A New Jersey teacher’s lawsuit for alleged national origin discrimination took an unusual turn in a recent court hearing, according to media reports. The plaintiff alleges that she was subjected to disparate treatment and retaliation because of her Palestinian heritage. Hashem v. Hunterdon Cty., et al., No. 3:15-cv-08585, 2d am. complaint (D.N.J., Oct. 19, 2016). During a hearing in early 2017, the defendants reportedly claimed that the case lacks merit because Palestine is not a “nation,” and therefore the plaintiff cannot claim “Palestinian” or “Palestinian-American” as a national origin. While this does not appear to be a prominent element of the defendants’ legal arguments, it captured media attention, and it raises important questions about how U.S. and New Jersey employment laws define “national origin.”
Title VII of the Civil Rights Act of 1964 and the New Jersey Law Against Discrimination (NJLAD) both expressly identify national origin as a protected category for discrimination claims. See 42 U.S.C. § 2000e-2(a), N.J. Rev. Stat. § 10:5-12(a). The term “nation” can have multiple meanings, depending on the context. It can refer to a sovereign country, such as the United States, Canada, or Mexico. It can also refer to a group of people with a shared heritage, language, or culture who do not have their own distinct country, like the Indian tribes of the United States, the First Nations of Canada, and trans-national regions like Kurdistan. Palestine, with its limited international recognition and “non-member observer” status at the United Nations, would seem to fit the second definition.

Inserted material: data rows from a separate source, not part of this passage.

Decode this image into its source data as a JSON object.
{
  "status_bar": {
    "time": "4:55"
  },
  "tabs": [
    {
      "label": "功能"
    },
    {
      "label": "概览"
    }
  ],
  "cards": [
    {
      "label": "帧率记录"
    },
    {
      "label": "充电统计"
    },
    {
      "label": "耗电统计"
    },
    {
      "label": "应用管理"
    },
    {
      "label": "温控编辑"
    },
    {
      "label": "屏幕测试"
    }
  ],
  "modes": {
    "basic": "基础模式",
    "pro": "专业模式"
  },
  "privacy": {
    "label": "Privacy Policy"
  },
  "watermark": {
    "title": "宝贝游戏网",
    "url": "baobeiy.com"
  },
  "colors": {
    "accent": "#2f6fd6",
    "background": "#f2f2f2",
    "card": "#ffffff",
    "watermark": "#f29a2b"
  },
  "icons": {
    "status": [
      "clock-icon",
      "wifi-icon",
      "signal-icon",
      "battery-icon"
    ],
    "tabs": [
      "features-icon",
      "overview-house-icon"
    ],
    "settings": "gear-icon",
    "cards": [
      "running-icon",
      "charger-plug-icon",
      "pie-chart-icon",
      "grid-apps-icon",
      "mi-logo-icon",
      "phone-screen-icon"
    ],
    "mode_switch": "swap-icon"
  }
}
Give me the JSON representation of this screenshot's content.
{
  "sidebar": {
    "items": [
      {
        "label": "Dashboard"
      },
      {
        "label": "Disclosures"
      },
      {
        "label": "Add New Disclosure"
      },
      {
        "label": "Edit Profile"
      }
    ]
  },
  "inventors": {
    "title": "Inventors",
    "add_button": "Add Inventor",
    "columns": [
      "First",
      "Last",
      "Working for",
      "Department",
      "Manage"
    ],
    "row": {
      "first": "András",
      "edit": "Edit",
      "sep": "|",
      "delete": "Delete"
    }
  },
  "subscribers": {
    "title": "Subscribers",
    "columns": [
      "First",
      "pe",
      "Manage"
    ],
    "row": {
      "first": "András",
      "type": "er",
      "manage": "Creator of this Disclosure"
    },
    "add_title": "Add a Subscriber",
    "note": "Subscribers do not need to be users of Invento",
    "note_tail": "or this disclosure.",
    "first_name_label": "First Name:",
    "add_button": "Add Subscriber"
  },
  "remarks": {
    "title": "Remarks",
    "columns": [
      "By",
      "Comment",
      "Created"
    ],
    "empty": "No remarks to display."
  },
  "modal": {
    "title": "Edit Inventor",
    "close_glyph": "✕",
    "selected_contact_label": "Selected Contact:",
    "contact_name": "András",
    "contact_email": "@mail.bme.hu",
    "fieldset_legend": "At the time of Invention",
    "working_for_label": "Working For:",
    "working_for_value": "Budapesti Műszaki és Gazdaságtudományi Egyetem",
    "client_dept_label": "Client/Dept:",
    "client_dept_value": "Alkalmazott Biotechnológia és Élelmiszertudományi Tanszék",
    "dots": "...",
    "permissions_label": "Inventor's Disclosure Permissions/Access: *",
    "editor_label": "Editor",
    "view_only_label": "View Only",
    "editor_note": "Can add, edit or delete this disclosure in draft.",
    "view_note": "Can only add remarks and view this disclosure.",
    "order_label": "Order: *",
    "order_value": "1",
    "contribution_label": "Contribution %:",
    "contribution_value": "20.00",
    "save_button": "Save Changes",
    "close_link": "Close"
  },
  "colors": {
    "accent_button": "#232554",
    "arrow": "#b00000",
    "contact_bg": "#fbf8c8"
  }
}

Since “countries” can come into being and cease to exist, multiple courts have held that “national origin” is not limited to countries in existence at the time of a discrimination claim. In Pejic v. Hughes Helicopters, a court held that Serbians were a protected class at a time when Serbia was part of Yugoslavia. 840 F. 2d 667, 673 (9th Cir. 1988). Serbia had been independent in the early 20th century and would become independent again in the 1990s. The Pejic court cited a district court decision finding that Louisiana Acadian—a/k/a Cajun—is a national origin under Title VII. Roach v. Dresser Ind. Valve & Instrument Division, 494 F. Supp. 215, 218 (W.D. La. 1980).
The plaintiff in Hashem describes herself as “a Muslim woman of Arab and Palestinian descent.” Hashem, 2d am. complaint at 3. She worked for the defendant as a U.S. history teacher for about two years. She alleges that a supervisor told her “that she could not teach current events in the same manner as her non-Arab, non-Palestinian and non-Muslim colleagues.” Id. at 6. She claims that she faced ongoing scrutiny about lesson plans based on her national origin, and the defendants “condone[d] and ratif[ied] the discriminatory campaign against” her by several parents, students, and community members. Id. at 9. After repeatedly disputing these matters with school administrators, the plaintiff was terminated, allegedly in retaliation.
The lawsuit, first filed in 2015, asserts causes of action for employment discrimination and retaliation under Title VII and the NJLAD, as well as for civil rights violations under 42 U.S.C. § 1983. The plaintiff filed an amended complaint after the court partially granted a motion to dismiss. The “nation” argument reportedly came after this.
The skilled and experienced national origin discrimination attorneys at the Resnick Law Group can assist you with your employment dispute in New Jersey or New York. Contact us today online, at 973-781-1204, or at 646-867-7997 to schedule a confidential consultation.
More Blog Posts:
EEOC Issues New Guidelines on National Origin Discrimination in Employment, The New Jersey Employment Law Firm Blog, February 16, 2017
Employees May Be Able to Assert Title VII Claims Regardless of Immigration Status, According to Appellate Court Ruling, The New Jersey Employment Law Firm Blog, June 3, 2016
Employment Discrimination Based on Citizenship Status, National Origin Prohibited by Federal Immigration Law, The New Jersey Employment Law Firm Blog, March 14, 2016